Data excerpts
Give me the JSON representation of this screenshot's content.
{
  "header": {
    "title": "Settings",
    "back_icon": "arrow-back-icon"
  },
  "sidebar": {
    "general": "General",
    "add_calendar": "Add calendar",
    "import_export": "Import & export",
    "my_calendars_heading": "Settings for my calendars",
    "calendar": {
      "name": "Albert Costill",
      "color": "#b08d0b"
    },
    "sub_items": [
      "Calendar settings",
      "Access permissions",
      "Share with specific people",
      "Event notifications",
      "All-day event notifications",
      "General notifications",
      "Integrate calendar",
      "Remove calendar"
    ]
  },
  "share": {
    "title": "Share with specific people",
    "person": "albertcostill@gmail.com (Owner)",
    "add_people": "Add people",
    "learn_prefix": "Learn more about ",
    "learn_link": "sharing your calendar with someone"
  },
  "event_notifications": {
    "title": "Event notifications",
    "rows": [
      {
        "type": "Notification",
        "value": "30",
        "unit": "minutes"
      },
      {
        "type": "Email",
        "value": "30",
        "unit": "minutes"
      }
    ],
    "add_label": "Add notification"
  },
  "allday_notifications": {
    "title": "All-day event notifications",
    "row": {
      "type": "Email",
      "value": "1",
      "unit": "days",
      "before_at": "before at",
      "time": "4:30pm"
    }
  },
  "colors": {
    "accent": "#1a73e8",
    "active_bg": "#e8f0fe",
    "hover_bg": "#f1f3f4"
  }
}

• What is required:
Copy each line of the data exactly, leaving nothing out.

• Response to the exercise:
Give me the JSON representation of this screenshot's content.
{
  "header": {
    "title": "Settings",
    "back_icon": "arrow-back-icon"
  },
  "sidebar": {
    "general": "General",
    "add_calendar": "Add calendar",
    "import_export": "Import & export",
    "my_calendars_heading": "Settings for my calendars",
    "calendar": {
      "name": "Albert Costill",
      "color": "#b08d0b"
    },
    "sub_items": [
      "Calendar settings",
      "Access permissions",
      "Share with specific people",
      "Event notifications",
      "All-day event notifications",
      "General notifications",
      "Integrate calendar",
      "Remove calendar"
    ]
  },
  "share": {
    "title": "Share with specific people",
    "person": "albertcostill@gmail.com (Owner)",
    "add_people": "Add people",
    "learn_prefix": "Learn more about ",
    "learn_link": "sharing your calendar with someone"
  },
  "event_notifications": {
    "title": "Event notifications",
    "rows": [
      {
        "type": "Notification",
        "value": "30",
        "unit": "minutes"
      },
      {
        "type": "Email",
        "value": "30",
        "unit": "minutes"
      }
    ],
    "add_label": "Add notification"
  },
  "allday_notifications": {
    "title": "All-day event notifications",
    "row": {
      "type": "Email",
      "value": "1",
      "unit": "days",
      "before_at": "before at",
      "time": "4:30pm"
    }
  },
  "colors": {
    "accent": "#1a73e8",
    "active_bg": "#e8f0fe",
    "hover_bg": "#f1f3f4"
  }
}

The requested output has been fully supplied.